Task goal: If a line in the entries contains the string "settings", include that line in your answer.

Records drawn from a dataset:
######
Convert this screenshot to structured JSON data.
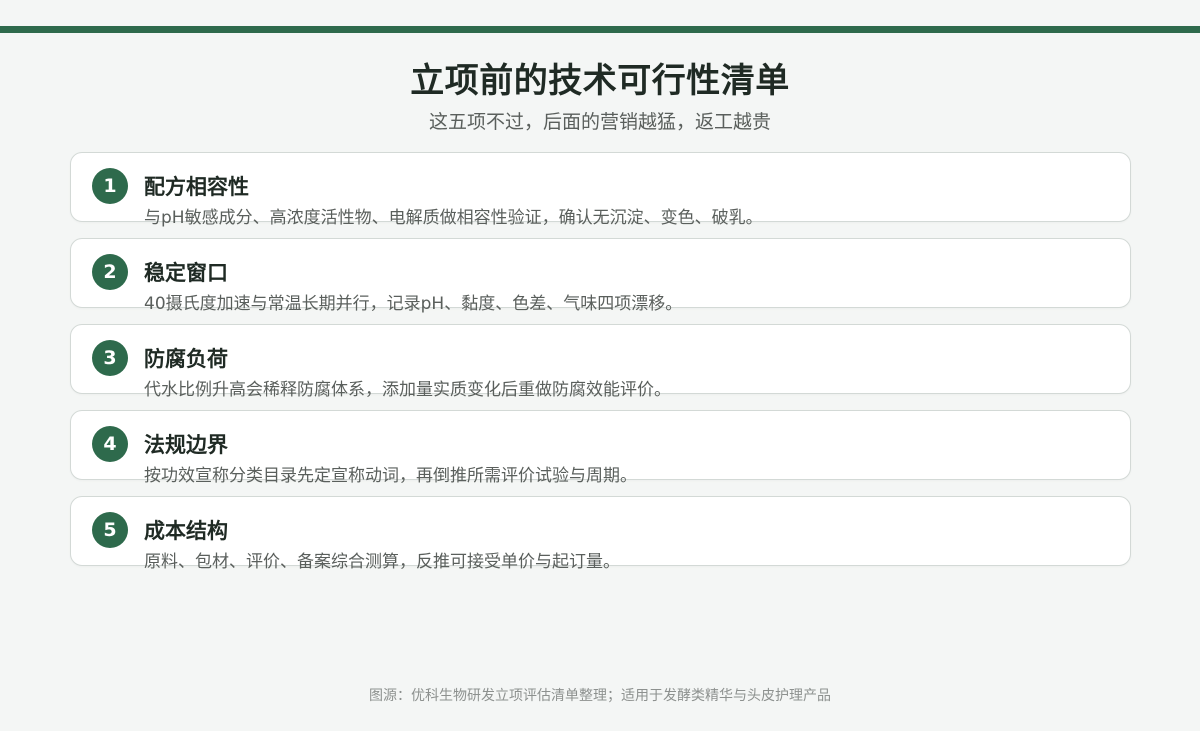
{
  "header": {
    "title": "立项前的技术可行性清单",
    "subtitle": "这五项不过，后面的营销越猛，返工越贵"
  },
  "items": [
    {
      "number": "1",
      "title": "配方相容性",
      "description": "与pH敏感成分、高浓度活性物、电解质做相容性验证，确认无沉淀、变色、破乳。"
    },
    {
      "number": "2",
      "title": "稳定窗口",
      "description": "40摄氏度加速与常温长期并行，记录pH、黏度、色差、气味四项漂移。"
    },
    {
      "number": "3",
      "title": "防腐负荷",
      "description": "代水比例升高会稀释防腐体系，添加量实质变化后重做防腐效能评价。"
    },
    {
      "number": "4",
      "title": "法规边界",
      "description": "按功效宣称分类目录先定宣称动词，再倒推所需评价试验与周期。"
    },
    {
      "number": "5",
      "title": "成本结构",
      "description": "原料、包材、评价、备案综合测算，反推可接受单价与起订量。"
    }
  ],
  "footer": {
    "source": "图源：优科生物研发立项评估清单整理；适用于发酵类精华与头皮护理产品"
  },
  "colors": {
    "accent": "#2e6a4c",
    "background": "#f4f6f5",
    "card": "#ffffff",
    "border": "#d3d9d6",
    "title_text": "#1f2a24",
    "body_text": "#5a5f5c"
  }
}
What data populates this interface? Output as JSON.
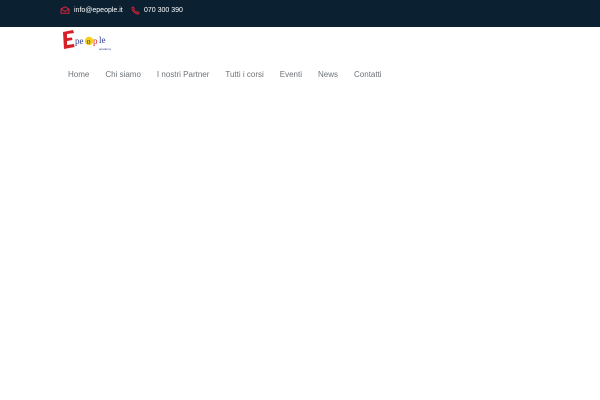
{
  "topbar": {
    "email": "info@epeople.it",
    "phone": "070 300 390",
    "email_icon": "envelope-icon",
    "phone_icon": "phone-icon"
  },
  "logo": {
    "text": "epeople",
    "subtext": "academy"
  },
  "nav": {
    "items": [
      {
        "label": "Home"
      },
      {
        "label": "Chi siamo"
      },
      {
        "label": "I nostri Partner"
      },
      {
        "label": "Tutti i corsi"
      },
      {
        "label": "Eventi"
      },
      {
        "label": "News"
      },
      {
        "label": "Contatti"
      }
    ]
  },
  "colors": {
    "topbar_bg": "#0b2131",
    "icon_accent": "#d6233a",
    "nav_text": "#6e7378",
    "logo_red": "#d61f26",
    "logo_blue": "#2b3990",
    "logo_yellow": "#f7d117"
  }
}
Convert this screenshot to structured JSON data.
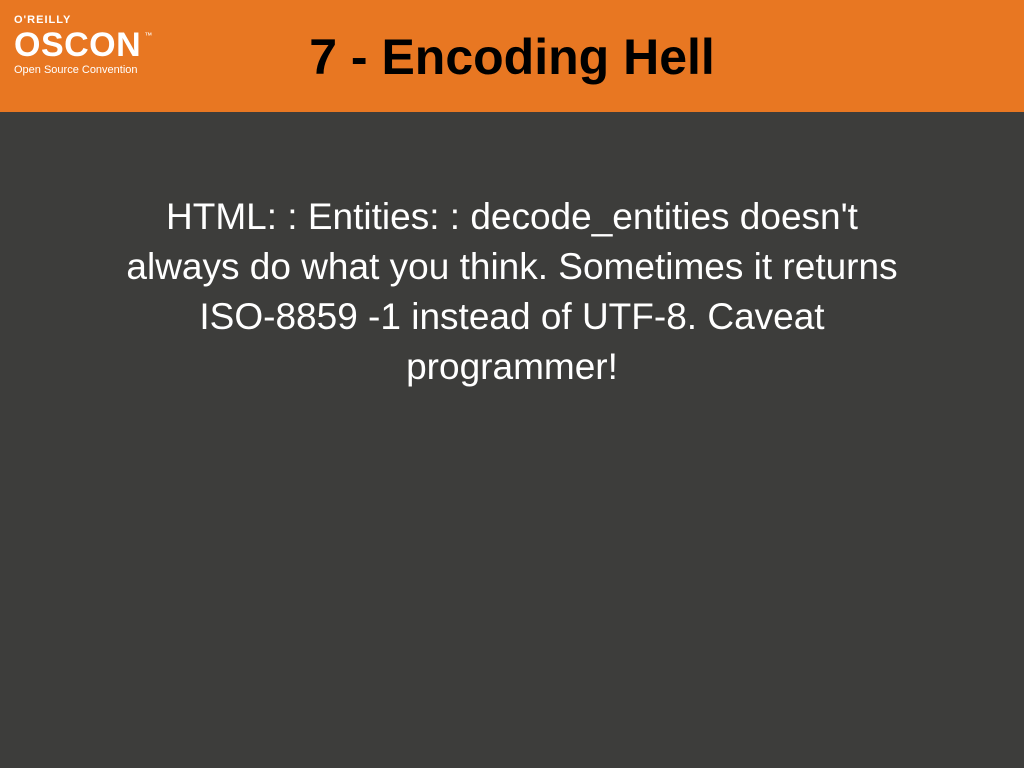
{
  "header": {
    "publisher": "O'REILLY",
    "conference": "OSCON",
    "tm": "™",
    "subtitle": "Open Source Convention",
    "title": "7 - Encoding Hell"
  },
  "content": {
    "paragraph": "HTML: : Entities: : decode_entities doesn't always do what you think. Sometimes it returns ISO-8859 -1 instead of UTF-8. Caveat programmer!"
  }
}
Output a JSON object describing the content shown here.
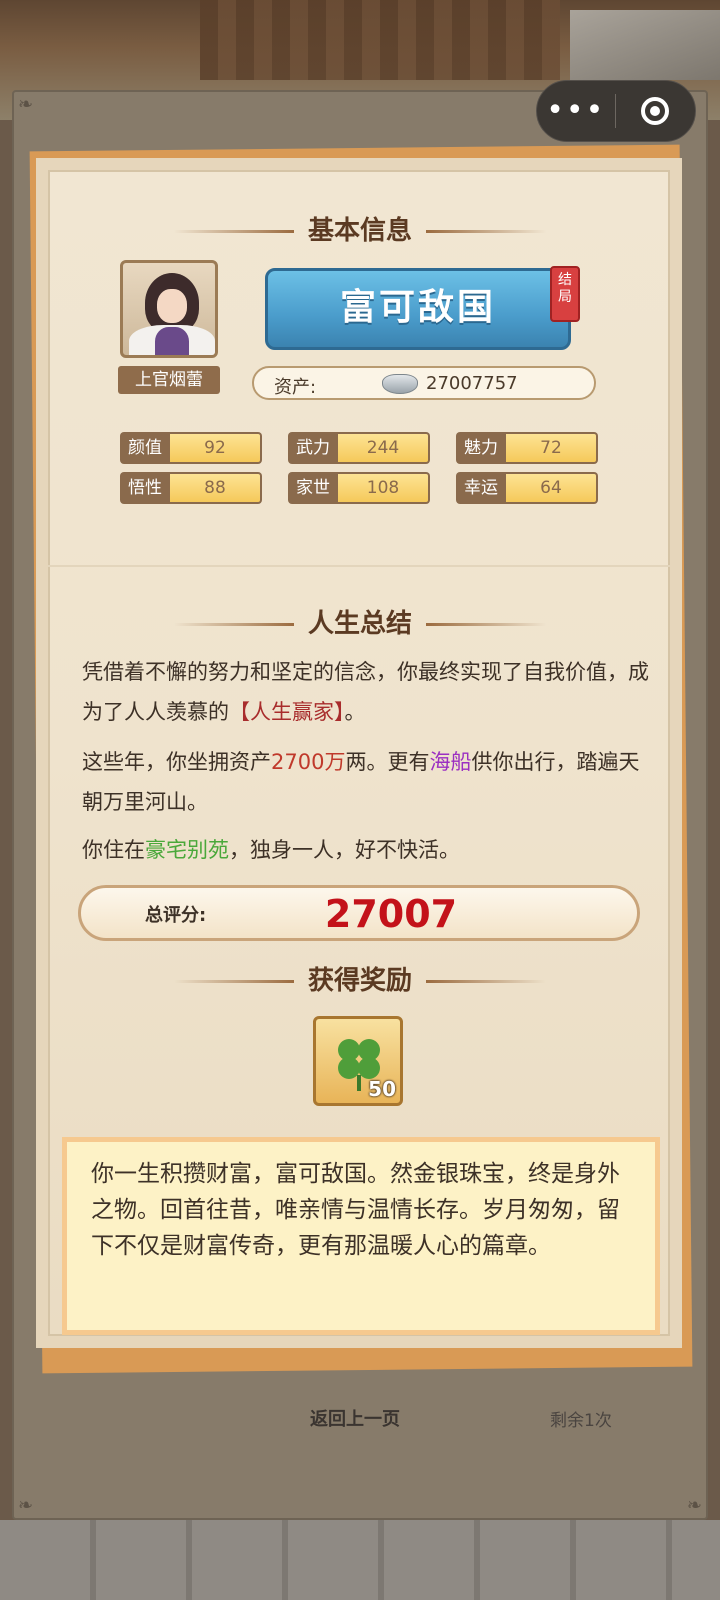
{
  "window": {
    "menu_icon": "more-dots-icon",
    "close_icon": "target-icon"
  },
  "basic_info": {
    "heading": "基本信息",
    "character_name": "上官烟蕾",
    "title": "富可敌国",
    "end_badge": "结局",
    "assets_label": "资产:",
    "assets_value": "27007757",
    "stats": [
      {
        "label": "颜值",
        "value": "92"
      },
      {
        "label": "武力",
        "value": "244"
      },
      {
        "label": "魅力",
        "value": "72"
      },
      {
        "label": "悟性",
        "value": "88"
      },
      {
        "label": "家世",
        "value": "108"
      },
      {
        "label": "幸运",
        "value": "64"
      }
    ]
  },
  "life_summary": {
    "heading": "人生总结",
    "p1_a": "凭借着不懈的努力和坚定的信念，你最终实现了自我价值，成为了人人羡慕的",
    "p1_highlight": "【人生赢家】",
    "p1_b": "。",
    "p2_a": "这些年，你坐拥资产",
    "p2_amount": "2700万",
    "p2_b": "两。更有",
    "p2_vehicle": "海船",
    "p2_c": "供你出行，踏遍天朝万里河山。",
    "p3_a": "你住在",
    "p3_house": "豪宅别苑",
    "p3_b": "，独身一人，好不快活。"
  },
  "score": {
    "label": "总评分:",
    "value": "27007"
  },
  "rewards": {
    "heading": "获得奖励",
    "items": [
      {
        "icon": "clover-icon",
        "count": "50"
      }
    ]
  },
  "epilogue": "你一生积攒财富，富可敌国。然金银珠宝，终是身外之物。回首往昔，唯亲情与温情长存。岁月匆匆，留下不仅是财富传奇，更有那温暖人心的篇章。",
  "footer": {
    "back": "返回上一页",
    "remaining": "剩余1次"
  }
}
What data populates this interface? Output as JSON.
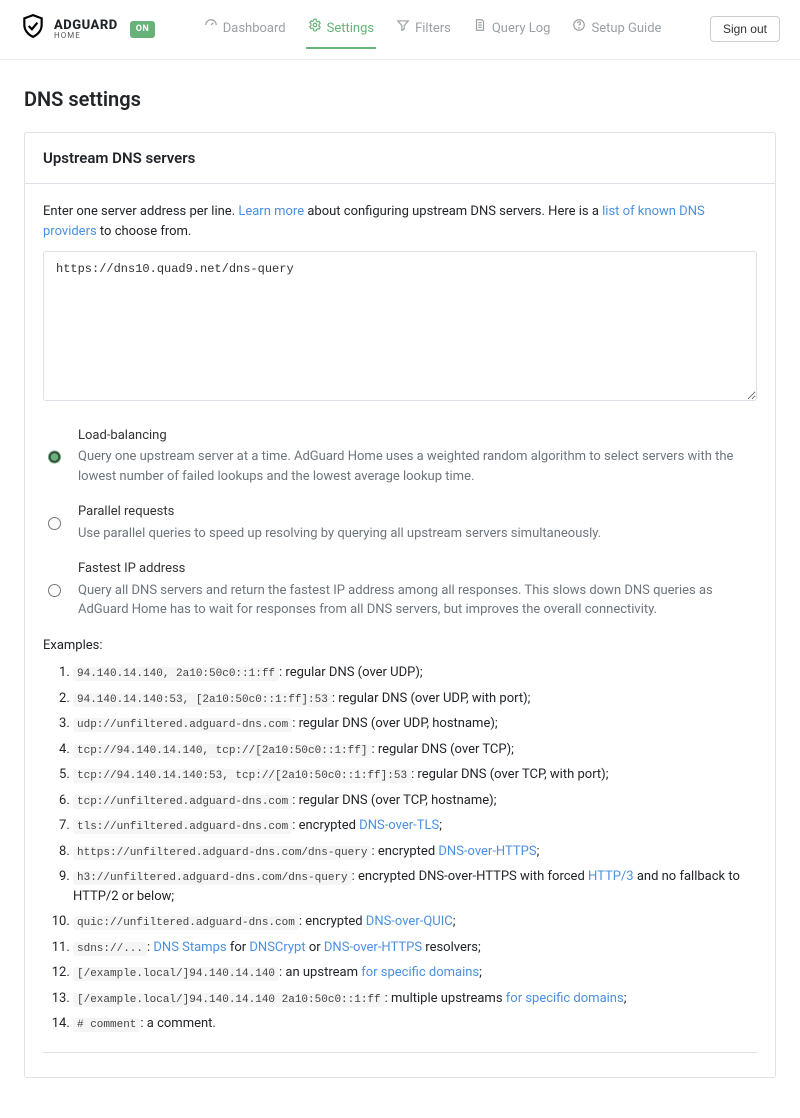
{
  "brand": {
    "name": "ADGUARD",
    "sub": "HOME",
    "status": "ON"
  },
  "nav": {
    "dashboard": "Dashboard",
    "settings": "Settings",
    "filters": "Filters",
    "querylog": "Query Log",
    "setup": "Setup Guide"
  },
  "signout": "Sign out",
  "page_title": "DNS settings",
  "card_title": "Upstream DNS servers",
  "intro1": "Enter one server address per line. ",
  "intro_learn": "Learn more",
  "intro2": " about configuring upstream DNS servers. Here is a ",
  "intro_list": "list of known DNS providers",
  "intro3": " to choose from.",
  "upstreams_value": "https://dns10.quad9.net/dns-query",
  "radios": {
    "lb": {
      "label": "Load-balancing",
      "desc": "Query one upstream server at a time. AdGuard Home uses a weighted random algorithm to select servers with the lowest number of failed lookups and the lowest average lookup time."
    },
    "par": {
      "label": "Parallel requests",
      "desc": "Use parallel queries to speed up resolving by querying all upstream servers simultaneously."
    },
    "fast": {
      "label": "Fastest IP address",
      "desc": "Query all DNS servers and return the fastest IP address among all responses. This slows down DNS queries as AdGuard Home has to wait for responses from all DNS servers, but improves the overall connectivity."
    }
  },
  "examples_label": "Examples:",
  "ex": {
    "e1c": "94.140.14.140, 2a10:50c0::1:ff",
    "e1t": ": regular DNS (over UDP);",
    "e2c": "94.140.14.140:53, [2a10:50c0::1:ff]:53",
    "e2t": ": regular DNS (over UDP, with port);",
    "e3c": "udp://unfiltered.adguard-dns.com",
    "e3t": ": regular DNS (over UDP, hostname);",
    "e4c": "tcp://94.140.14.140, tcp://[2a10:50c0::1:ff]",
    "e4t": ": regular DNS (over TCP);",
    "e5c": "tcp://94.140.14.140:53, tcp://[2a10:50c0::1:ff]:53",
    "e5t": ": regular DNS (over TCP, with port);",
    "e6c": "tcp://unfiltered.adguard-dns.com",
    "e6t": ": regular DNS (over TCP, hostname);",
    "e7c": "tls://unfiltered.adguard-dns.com",
    "e7a": ": encrypted ",
    "e7l": "DNS-over-TLS",
    "e7b": ";",
    "e8c": "https://unfiltered.adguard-dns.com/dns-query",
    "e8a": ": encrypted ",
    "e8l": "DNS-over-HTTPS",
    "e8b": ";",
    "e9c": "h3://unfiltered.adguard-dns.com/dns-query",
    "e9a": ": encrypted DNS-over-HTTPS with forced ",
    "e9l": "HTTP/3",
    "e9b": " and no fallback to HTTP/2 or below;",
    "e10c": "quic://unfiltered.adguard-dns.com",
    "e10a": ": encrypted ",
    "e10l": "DNS-over-QUIC",
    "e10b": ";",
    "e11c": "sdns://...",
    "e11a": ": ",
    "e11l1": "DNS Stamps",
    "e11b": " for ",
    "e11l2": "DNSCrypt",
    "e11cc": " or ",
    "e11l3": "DNS-over-HTTPS",
    "e11d": " resolvers;",
    "e12c": "[/example.local/]94.140.14.140",
    "e12a": ": an upstream ",
    "e12l": "for specific domains",
    "e12b": ";",
    "e13c": "[/example.local/]94.140.14.140 2a10:50c0::1:ff",
    "e13a": ": multiple upstreams ",
    "e13l": "for specific domains",
    "e13b": ";",
    "e14c": "# comment",
    "e14t": ": a comment."
  }
}
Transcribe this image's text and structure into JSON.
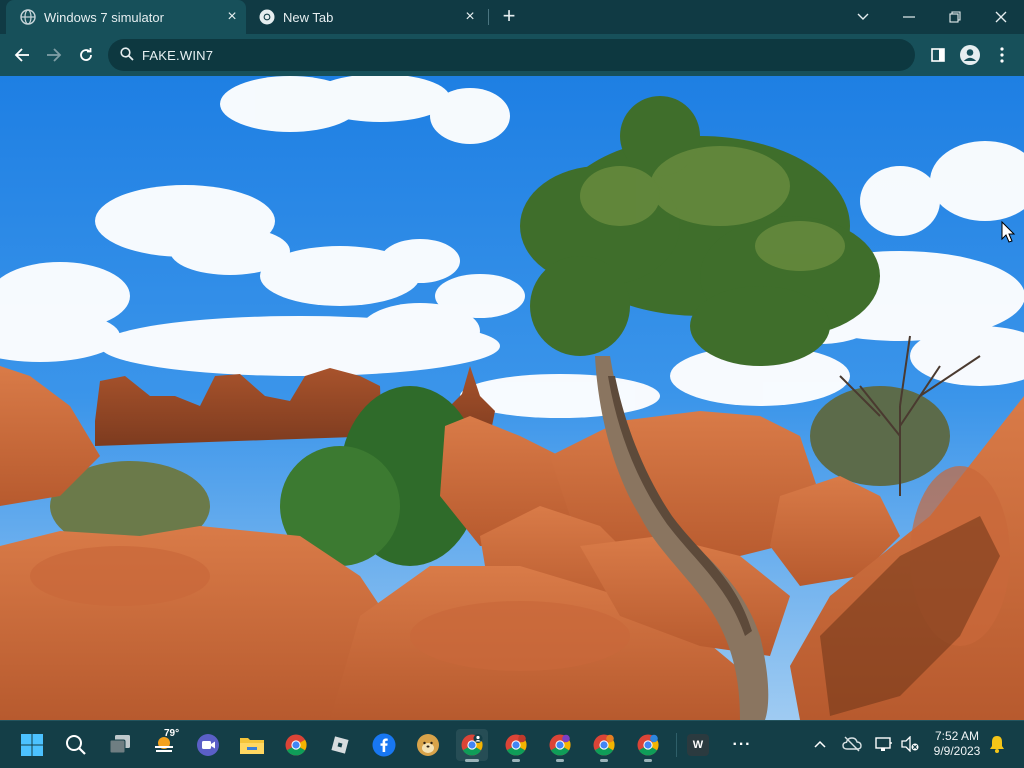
{
  "browser": {
    "tabs": [
      {
        "title": "Windows 7 simulator",
        "active": true,
        "icon": "globe-icon"
      },
      {
        "title": "New Tab",
        "active": false,
        "icon": "chrome-icon"
      }
    ],
    "address": "FAKE.WIN7",
    "colors": {
      "tabstrip": "#103a44",
      "toolbar": "#17505a",
      "omnibox": "#0d3840"
    }
  },
  "taskbar": {
    "weather_temp": "79°",
    "clock_time": "7:52 AM",
    "clock_date": "9/9/2023",
    "word_letter": "W",
    "more_glyph": "···",
    "pinned": [
      "start-windows-icon",
      "search-icon",
      "task-view-icon",
      "weather-widget-icon",
      "teams-meet-icon",
      "file-explorer-icon",
      "chrome-icon",
      "roblox-icon",
      "facebook-icon",
      "doge-icon",
      "chrome-profile-icon",
      "chrome-profile-icon",
      "chrome-profile-icon",
      "chrome-profile-icon",
      "chrome-profile-icon",
      "word-icon",
      "more-icon"
    ],
    "colors": {
      "bar": "#143e47",
      "bell": "#f5c518"
    }
  }
}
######
Task result:
    "settings": "Settings",
  "page_title": "DNS settings",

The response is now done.